Plastic Western Saddles?
Sound crazy? Well, it’s true. During a short period of time in the 1940′s, the All Western Plastics Company in Nebraska produced plastic saddles.
It was a short-lived venture with only 65 saddles produced, but they are a highly collectible item. Wyoming rancher, Tom Harrower, owns 46 of them and is always on the hunt for the remaining 19.
One plastic saddle he won’t get his hands on is the Rose Parade Saddle made for Roy Rogers. It’s on display at the Roy Rogers Museum in Branson, Missouri.
The plastic saddles were built on traditional bull-hide covered wood trees with leather ground seats. From there, the remaining pieces were cut from plastic and soldered together. For color and decoration, were cut out and overlaid.
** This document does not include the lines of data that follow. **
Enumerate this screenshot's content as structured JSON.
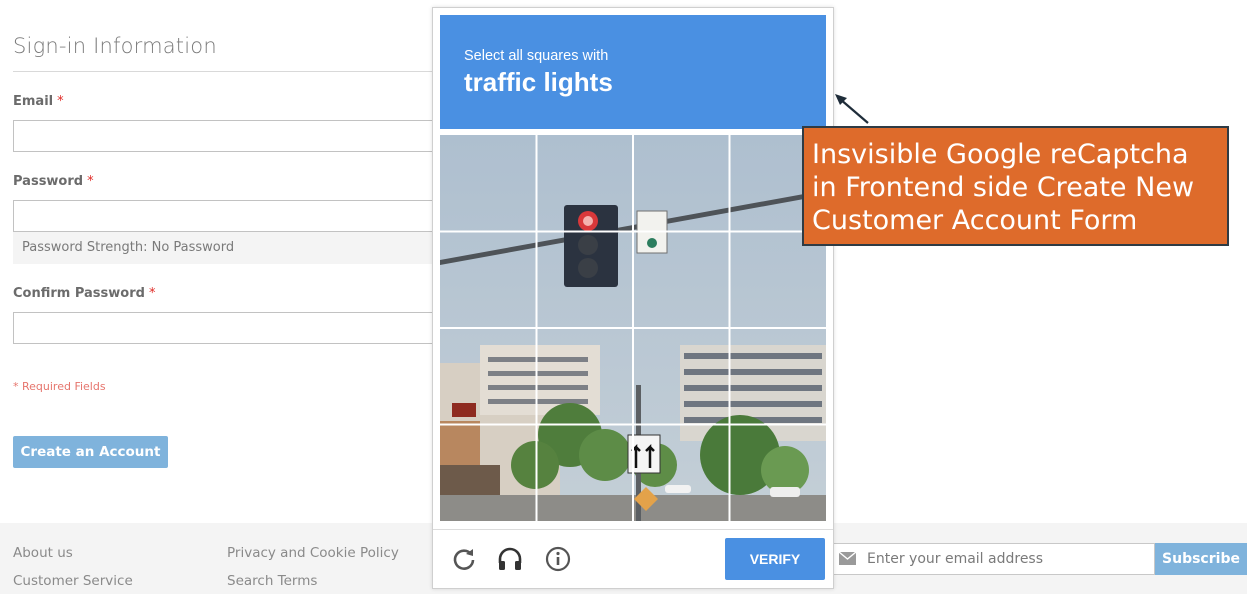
{
  "form": {
    "title": "Sign-in Information",
    "email_label": "Email",
    "password_label": "Password",
    "password_strength": "Password Strength: No Password",
    "confirm_label": "Confirm Password",
    "required_mark": "*",
    "required_note": "* Required Fields",
    "create_button": "Create an Account"
  },
  "captcha": {
    "instruction": "Select all squares with",
    "target": "traffic lights",
    "verify_label": "VERIFY",
    "icons": [
      "reload-icon",
      "audio-headphones-icon",
      "info-icon"
    ],
    "header_color": "#4a90e2"
  },
  "annotation": {
    "lines": [
      "Insvisible Google reCaptcha",
      "in Frontend side Create New",
      "Customer Account Form"
    ],
    "color": "#de6b2b"
  },
  "footer": {
    "links_col1": [
      "About us",
      "Customer Service"
    ],
    "links_col2": [
      "Privacy and Cookie Policy",
      "Search Terms"
    ],
    "newsletter_placeholder": "Enter your email address",
    "subscribe_label": "Subscribe"
  }
}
Plastic saddles are certainly durable, and also waterproof. But they do get stiff in winter and a bit sticky and stretchy in summer.Â Plastic saddles never really caught on and production ceased in 1949. In the end, folks just preferred leather saddles.